The estrous cycle is the time when female dogs are in heat, and have a high possibility of getting pregnant if they have mated. The estrous cycle is the fertile two or three days of the period of heat in the female dog, and the owner must learn to recognize this brief period if he is serious about the dogs’ breeding. During the first part of the estrous cycle there will be a noticeable increase in the dogs’ urination, and the vulva will swell up. In smaller dogs this is less noticeable and requires greater attention and perception from the owner. A second symptom is a continuous discharge of blood from the vagina. It is a common and natural occurrence for a dog when it is in heat and nothing to be alarmed about. Even if you miss these 2 symptoms, the third one will be right on target. All male dogs in the vicinity will pick up the scent given off by the dog in heat, and they will then try to remain as close as possible. If you don’t want her to get pregnant don’t let her out of the house or out of your sight, as she may mate with a stray dog which would increase her risk of suffering from infections.
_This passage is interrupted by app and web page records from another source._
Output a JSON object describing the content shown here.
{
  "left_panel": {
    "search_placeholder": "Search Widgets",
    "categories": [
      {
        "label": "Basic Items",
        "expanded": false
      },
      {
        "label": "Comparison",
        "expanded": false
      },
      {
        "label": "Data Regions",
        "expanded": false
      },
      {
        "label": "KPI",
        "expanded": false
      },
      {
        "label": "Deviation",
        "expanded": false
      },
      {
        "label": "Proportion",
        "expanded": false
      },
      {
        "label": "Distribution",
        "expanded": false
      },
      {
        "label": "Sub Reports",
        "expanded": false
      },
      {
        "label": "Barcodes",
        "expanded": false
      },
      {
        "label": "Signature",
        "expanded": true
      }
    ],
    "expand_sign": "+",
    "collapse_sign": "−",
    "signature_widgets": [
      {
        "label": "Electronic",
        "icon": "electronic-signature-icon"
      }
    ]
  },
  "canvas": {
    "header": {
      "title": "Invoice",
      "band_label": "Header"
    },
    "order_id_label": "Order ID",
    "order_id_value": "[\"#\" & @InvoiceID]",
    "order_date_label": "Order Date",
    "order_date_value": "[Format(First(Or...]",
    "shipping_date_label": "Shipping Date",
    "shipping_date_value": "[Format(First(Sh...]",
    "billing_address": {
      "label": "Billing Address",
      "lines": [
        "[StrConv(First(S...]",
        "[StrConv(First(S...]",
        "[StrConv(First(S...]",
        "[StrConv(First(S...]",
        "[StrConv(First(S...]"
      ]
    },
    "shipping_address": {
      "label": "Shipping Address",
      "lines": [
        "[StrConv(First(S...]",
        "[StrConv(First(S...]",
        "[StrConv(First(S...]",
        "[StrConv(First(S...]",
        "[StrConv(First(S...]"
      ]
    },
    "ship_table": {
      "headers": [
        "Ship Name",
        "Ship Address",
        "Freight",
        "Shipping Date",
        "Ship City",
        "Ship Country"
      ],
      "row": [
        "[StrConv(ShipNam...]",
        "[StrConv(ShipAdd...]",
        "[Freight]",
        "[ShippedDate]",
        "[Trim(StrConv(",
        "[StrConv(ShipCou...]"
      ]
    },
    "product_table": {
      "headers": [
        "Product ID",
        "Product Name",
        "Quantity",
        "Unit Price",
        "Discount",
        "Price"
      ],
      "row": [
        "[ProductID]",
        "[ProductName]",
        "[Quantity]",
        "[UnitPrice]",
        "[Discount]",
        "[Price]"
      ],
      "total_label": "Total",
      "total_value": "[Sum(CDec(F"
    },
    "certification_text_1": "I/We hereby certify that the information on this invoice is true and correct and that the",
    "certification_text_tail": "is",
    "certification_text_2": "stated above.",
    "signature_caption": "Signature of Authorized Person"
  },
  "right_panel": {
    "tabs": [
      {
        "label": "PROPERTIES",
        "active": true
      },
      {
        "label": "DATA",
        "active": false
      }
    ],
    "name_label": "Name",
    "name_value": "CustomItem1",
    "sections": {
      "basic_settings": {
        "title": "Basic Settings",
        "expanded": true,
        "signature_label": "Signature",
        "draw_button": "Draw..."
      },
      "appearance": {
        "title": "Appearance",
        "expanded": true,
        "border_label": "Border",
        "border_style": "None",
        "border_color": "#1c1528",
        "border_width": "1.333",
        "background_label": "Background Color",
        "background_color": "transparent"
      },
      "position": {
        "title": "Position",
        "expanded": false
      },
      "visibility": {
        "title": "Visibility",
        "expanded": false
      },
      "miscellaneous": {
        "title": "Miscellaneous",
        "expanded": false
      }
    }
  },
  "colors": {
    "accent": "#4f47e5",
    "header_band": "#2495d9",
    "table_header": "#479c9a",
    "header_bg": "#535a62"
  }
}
The duration of the heat cycle is around 90 days, and the dog goes through the cycle once approximately every seven months. Her progesterone levels will indicate if she is pregnant, so you can keep a check. Heat symptoms of the female dog should be monitored regularly, besides proper health and correct training are necessary for your dogs’ welfare. While there are many genuine healthy dog products in the market, there are also a lot of products that could pose a threat to your dog, so make sure you do your research before making a choice. If your dog has not been spayed and has been allowed outdoors there is even the possibility that she may have mated and be pregnant without you even knowing it. When she is ready to deliver, she may display late pregnancy symptoms that are similar to the symptoms of dog menstruation. In case the dog has puppies, stay calm as it is vital that you do not distress her about their safety. You must ensure that your dog accepts your presence around, and close to the litter. Let your dog know that you are there to help and protect her during this time. If the dog begins to behave aggressively, you must study her behavior and try to understand the cause for this change.